Friday, February 25, 2011
Using Alternative Methods for Pain Management
Here's the entire post :
Analysis of National Survey Shows CAM Use in People With Pain or Neurological ConditionsAccording to an analysis of the 2007 National Health Interview Survey, approximately 44 percent of American adults with pain or neurological conditions, compared to about 33 percent of people without those conditions, used complementary and alternative medicine (CAM) during the previous year. The analysis, published in the Journal of Neurology, also revealed that 51 percent of adults with these conditions did not talk to their health care provider about their CAM use.
Researchers examined common pain or neurological conditions: headaches, including migraines; memory loss; stroke; low-back pain spreading to the leg; seizures; and dementia.
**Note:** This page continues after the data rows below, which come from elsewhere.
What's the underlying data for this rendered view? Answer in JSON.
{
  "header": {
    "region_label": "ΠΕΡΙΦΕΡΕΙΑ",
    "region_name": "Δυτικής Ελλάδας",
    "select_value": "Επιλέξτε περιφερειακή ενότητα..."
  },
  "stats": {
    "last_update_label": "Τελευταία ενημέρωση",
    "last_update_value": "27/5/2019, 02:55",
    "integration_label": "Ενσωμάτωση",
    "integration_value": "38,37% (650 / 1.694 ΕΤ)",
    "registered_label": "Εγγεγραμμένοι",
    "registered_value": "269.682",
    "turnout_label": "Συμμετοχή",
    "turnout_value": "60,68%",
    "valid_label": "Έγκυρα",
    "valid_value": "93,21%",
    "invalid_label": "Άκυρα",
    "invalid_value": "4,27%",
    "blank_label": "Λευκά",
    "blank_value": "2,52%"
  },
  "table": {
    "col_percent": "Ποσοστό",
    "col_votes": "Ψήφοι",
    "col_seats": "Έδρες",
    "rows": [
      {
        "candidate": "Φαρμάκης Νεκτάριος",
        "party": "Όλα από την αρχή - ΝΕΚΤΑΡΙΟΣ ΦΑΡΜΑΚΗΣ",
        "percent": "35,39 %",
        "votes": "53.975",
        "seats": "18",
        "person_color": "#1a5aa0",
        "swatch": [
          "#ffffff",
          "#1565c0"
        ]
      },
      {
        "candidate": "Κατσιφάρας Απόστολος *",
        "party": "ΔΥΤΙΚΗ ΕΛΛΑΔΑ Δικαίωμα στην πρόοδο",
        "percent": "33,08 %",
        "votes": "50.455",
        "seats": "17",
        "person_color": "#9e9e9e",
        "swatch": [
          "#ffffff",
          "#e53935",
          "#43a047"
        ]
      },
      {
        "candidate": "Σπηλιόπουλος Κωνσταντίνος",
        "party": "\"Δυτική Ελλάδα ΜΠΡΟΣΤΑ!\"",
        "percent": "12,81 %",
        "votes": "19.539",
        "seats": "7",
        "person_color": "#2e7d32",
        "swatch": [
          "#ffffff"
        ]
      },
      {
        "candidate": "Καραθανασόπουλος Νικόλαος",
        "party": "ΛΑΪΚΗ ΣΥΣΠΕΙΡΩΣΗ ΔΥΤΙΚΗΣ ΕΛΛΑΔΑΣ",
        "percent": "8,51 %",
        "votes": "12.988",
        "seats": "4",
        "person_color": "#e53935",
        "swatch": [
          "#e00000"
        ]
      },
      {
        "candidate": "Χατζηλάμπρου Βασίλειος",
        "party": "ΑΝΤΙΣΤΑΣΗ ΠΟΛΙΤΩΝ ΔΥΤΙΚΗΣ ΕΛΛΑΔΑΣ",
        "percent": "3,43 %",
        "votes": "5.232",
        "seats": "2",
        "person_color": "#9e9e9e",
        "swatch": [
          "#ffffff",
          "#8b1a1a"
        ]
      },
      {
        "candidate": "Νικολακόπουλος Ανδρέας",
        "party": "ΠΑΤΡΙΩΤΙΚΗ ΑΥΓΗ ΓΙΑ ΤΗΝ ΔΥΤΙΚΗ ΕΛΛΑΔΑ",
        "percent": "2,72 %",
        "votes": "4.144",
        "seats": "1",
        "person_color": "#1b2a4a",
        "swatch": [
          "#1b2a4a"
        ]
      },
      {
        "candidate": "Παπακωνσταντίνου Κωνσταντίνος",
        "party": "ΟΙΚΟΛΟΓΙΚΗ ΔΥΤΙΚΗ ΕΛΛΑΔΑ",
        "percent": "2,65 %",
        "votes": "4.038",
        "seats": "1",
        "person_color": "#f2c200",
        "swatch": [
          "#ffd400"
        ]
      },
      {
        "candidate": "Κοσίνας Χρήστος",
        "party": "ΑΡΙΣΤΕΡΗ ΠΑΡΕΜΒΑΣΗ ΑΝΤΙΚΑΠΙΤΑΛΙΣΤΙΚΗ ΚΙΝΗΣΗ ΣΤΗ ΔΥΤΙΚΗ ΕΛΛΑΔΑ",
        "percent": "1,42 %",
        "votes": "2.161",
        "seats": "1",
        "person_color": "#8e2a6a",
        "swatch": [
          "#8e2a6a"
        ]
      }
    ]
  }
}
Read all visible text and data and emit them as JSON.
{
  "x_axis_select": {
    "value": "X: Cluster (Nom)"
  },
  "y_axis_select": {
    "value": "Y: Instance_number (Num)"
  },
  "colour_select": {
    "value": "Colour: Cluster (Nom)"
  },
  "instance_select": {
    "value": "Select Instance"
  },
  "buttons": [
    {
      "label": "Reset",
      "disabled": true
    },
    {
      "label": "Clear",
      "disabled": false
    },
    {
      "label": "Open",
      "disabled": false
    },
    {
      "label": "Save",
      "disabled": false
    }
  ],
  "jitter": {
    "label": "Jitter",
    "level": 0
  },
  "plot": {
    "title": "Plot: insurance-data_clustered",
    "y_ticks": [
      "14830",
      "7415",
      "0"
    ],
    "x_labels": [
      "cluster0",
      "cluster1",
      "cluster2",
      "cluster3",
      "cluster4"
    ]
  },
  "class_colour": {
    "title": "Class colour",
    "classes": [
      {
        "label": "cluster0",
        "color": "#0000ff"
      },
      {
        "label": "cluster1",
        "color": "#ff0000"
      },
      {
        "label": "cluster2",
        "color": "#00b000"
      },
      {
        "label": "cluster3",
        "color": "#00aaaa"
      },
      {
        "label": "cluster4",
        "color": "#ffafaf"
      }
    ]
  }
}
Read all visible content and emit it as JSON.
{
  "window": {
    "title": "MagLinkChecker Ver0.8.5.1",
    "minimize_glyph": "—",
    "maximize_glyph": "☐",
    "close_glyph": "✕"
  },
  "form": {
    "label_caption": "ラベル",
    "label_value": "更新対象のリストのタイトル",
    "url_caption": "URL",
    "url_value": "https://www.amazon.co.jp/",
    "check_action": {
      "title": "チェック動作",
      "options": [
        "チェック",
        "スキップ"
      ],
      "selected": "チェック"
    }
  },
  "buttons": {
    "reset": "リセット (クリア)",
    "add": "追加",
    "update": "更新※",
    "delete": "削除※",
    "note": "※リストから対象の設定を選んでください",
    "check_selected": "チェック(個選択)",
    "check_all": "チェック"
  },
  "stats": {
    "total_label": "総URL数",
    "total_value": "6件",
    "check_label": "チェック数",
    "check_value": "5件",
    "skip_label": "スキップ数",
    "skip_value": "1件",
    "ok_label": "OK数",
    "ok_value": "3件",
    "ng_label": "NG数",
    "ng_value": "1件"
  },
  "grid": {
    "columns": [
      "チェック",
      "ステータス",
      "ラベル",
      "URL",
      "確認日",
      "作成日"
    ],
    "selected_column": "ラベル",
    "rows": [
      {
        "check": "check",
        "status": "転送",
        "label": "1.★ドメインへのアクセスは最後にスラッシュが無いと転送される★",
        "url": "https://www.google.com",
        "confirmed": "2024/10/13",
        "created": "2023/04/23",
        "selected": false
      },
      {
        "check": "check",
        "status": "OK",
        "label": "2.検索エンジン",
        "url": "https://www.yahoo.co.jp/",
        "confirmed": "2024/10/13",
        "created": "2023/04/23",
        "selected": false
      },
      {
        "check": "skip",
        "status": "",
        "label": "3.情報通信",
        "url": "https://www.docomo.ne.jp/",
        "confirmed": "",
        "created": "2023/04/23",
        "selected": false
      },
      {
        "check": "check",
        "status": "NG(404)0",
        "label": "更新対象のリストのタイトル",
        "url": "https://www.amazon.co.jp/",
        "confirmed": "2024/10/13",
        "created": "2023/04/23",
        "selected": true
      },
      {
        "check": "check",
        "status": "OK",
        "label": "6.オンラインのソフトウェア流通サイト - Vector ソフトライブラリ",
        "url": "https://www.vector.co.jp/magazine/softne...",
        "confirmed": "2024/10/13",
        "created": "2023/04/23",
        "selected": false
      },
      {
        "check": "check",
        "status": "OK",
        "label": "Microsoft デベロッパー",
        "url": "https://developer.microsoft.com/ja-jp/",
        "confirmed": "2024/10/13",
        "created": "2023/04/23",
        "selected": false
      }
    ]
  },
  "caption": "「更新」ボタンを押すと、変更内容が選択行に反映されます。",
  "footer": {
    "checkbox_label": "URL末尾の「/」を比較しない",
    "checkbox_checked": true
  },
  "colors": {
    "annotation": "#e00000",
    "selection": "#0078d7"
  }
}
The most common CAM therapies used by people with these conditions were mind-body therapies (25 percent), such as deep breathing exercises, meditation, and yoga; biologically based therapies (21 percent), such as herbal therapies; manipulative and body-based therapies (19 percent), such as massage and chiropractic care; and alternative medical systems (4 percent).
Nearly 33 percent of respondents with pain or neurological conditions, compared to approximately 21 percent of respondents without those conditions, reported using CAM because of their health care provider’s recommendation. In addition, respondents with pain or neurological conditions indicated that they used CAM because conventional treatment did not work (20 percent vs. 10 percent) and was too expensive (9 percent vs. 4 percent).
These data offer more insight into the use of CAM by people with pain or neurological conditions. The researchers noted that this analysis demonstrates the need for more robust studies on the efficacy of CAM therapies for people with these conditions.
- Wells RE, Phillips RS, Schachter SC, et al. Complementary and alternative medicine use among U.S. adults with common neurological conditions. Journal of Neurology. 2010;257:1822–1831.